- The task
Below are the records; print them all without any alteration.

******

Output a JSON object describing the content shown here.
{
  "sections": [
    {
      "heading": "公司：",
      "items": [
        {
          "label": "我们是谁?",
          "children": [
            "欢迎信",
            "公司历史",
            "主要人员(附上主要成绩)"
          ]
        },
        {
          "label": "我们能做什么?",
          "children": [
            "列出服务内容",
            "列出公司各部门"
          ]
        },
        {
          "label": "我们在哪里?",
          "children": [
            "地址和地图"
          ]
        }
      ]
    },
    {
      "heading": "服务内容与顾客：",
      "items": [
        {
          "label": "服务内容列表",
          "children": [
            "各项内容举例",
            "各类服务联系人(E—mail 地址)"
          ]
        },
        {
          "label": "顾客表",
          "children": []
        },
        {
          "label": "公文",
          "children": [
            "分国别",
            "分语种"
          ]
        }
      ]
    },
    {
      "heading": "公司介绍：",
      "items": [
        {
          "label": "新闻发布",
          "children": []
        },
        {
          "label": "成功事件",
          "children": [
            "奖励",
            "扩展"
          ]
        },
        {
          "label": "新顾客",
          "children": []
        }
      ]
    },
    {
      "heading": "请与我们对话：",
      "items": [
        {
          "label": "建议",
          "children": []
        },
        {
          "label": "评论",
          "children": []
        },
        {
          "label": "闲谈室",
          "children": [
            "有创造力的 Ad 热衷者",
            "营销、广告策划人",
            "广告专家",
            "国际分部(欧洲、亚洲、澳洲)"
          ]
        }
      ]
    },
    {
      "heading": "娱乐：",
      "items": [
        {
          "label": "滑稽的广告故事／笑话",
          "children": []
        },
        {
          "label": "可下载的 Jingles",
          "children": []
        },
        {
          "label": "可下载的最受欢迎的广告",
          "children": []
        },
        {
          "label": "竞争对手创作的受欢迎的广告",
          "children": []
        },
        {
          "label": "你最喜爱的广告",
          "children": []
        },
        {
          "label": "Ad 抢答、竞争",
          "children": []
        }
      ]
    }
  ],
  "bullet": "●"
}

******

- Answer area
Output a JSON object describing the content shown here.
{
  "sections": [
    {
      "heading": "公司：",
      "items": [
        {
          "label": "我们是谁?",
          "children": [
            "欢迎信",
            "公司历史",
            "主要人员(附上主要成绩)"
          ]
        },
        {
          "label": "我们能做什么?",
          "children": [
            "列出服务内容",
            "列出公司各部门"
          ]
        },
        {
          "label": "我们在哪里?",
          "children": [
            "地址和地图"
          ]
        }
      ]
    },
    {
      "heading": "服务内容与顾客：",
      "items": [
        {
          "label": "服务内容列表",
          "children": [
            "各项内容举例",
            "各类服务联系人(E—mail 地址)"
          ]
        },
        {
          "label": "顾客表",
          "children": []
        },
        {
          "label": "公文",
          "children": [
            "分国别",
            "分语种"
          ]
        }
      ]
    },
    {
      "heading": "公司介绍：",
      "items": [
        {
          "label": "新闻发布",
          "children": []
        },
        {
          "label": "成功事件",
          "children": [
            "奖励",
            "扩展"
          ]
        },
        {
          "label": "新顾客",
          "children": []
        }
      ]
    },
    {
      "heading": "请与我们对话：",
      "items": [
        {
          "label": "建议",
          "children": []
        },
        {
          "label": "评论",
          "children": []
        },
        {
          "label": "闲谈室",
          "children": [
            "有创造力的 Ad 热衷者",
            "营销、广告策划人",
            "广告专家",
            "国际分部(欧洲、亚洲、澳洲)"
          ]
        }
      ]
    },
    {
      "heading": "娱乐：",
      "items": [
        {
          "label": "滑稽的广告故事／笑话",
          "children": []
        },
        {
          "label": "可下载的 Jingles",
          "children": []
        },
        {
          "label": "可下载的最受欢迎的广告",
          "children": []
        },
        {
          "label": "竞争对手创作的受欢迎的广告",
          "children": []
        },
        {
          "label": "你最喜爱的广告",
          "children": []
        },
        {
          "label": "Ad 抢答、竞争",
          "children": []
        }
      ]
    }
  ],
  "bullet": "●"
}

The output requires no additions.